Another challenge lies in the fact I only have about 20-40 minutes of shooting time before too many particles stir up in the pool and the models get tired. There are a lot of tricks I use to extend shooting time, but I’ve found a lot of trial and error can be the best teacher when it comes to underwater photography.


With underwater photography, it is a great asset to have a partner. My partner through all of this has been Carrie Mundy (on Facebook too). We started shooting underwater with our point-and-shoot cameras together. We bought one underwater bag for an SLR, then we bought a second. We have learned together a lot of the tricks described above as well as many more. Practice and patience, and being able to hash out the details together has worked well for us. We're able to communicate well together, find and solve problems together, and we're able to double (or more) our workable images when we work as a team. 

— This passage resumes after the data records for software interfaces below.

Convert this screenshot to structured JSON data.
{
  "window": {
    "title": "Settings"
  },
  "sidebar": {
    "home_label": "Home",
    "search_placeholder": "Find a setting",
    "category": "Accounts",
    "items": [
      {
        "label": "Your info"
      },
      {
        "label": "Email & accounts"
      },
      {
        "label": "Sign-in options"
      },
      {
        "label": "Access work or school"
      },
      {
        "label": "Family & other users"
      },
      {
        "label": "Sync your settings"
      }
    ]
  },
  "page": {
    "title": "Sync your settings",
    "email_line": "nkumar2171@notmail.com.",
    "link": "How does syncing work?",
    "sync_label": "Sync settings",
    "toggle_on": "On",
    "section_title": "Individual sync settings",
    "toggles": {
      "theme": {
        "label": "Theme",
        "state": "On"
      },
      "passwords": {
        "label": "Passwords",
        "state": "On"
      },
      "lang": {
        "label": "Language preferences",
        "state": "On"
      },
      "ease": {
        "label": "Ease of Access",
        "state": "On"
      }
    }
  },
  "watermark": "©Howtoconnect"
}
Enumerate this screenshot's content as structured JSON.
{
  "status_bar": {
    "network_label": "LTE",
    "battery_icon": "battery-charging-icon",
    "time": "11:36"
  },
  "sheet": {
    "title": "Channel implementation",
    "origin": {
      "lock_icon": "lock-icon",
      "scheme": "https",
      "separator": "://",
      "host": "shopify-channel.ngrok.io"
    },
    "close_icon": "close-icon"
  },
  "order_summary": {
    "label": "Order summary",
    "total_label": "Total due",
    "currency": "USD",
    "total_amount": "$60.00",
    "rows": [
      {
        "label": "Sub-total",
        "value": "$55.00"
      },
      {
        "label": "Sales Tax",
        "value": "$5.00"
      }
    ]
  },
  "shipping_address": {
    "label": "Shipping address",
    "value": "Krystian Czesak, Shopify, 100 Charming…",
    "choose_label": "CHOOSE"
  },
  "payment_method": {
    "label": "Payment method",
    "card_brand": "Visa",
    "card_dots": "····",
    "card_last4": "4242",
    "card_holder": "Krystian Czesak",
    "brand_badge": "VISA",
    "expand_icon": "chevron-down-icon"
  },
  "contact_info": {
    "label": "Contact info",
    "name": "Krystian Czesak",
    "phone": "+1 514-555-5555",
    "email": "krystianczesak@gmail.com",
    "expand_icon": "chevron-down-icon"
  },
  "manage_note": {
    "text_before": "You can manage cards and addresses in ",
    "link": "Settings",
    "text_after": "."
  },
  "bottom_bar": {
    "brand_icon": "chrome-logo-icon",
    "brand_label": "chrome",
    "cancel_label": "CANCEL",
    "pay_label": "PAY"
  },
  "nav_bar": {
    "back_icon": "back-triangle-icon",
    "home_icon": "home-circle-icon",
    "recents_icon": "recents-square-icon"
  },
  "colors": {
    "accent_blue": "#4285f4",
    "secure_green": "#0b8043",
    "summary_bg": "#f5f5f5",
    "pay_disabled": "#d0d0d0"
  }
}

You can do this alone. You 100% can, but find a buddy. Find more than one. It is great to have a local community of underwater shooters, to share pools, to share tips, and to host underwater parties. Our local groups here in San Diego are fun, and we've grown as photographers from them. I can't wait to watch the world of underwater photography grow as this gear becomes available to more of us. Feel free to reach out to us, as this is a fun community to be a part of.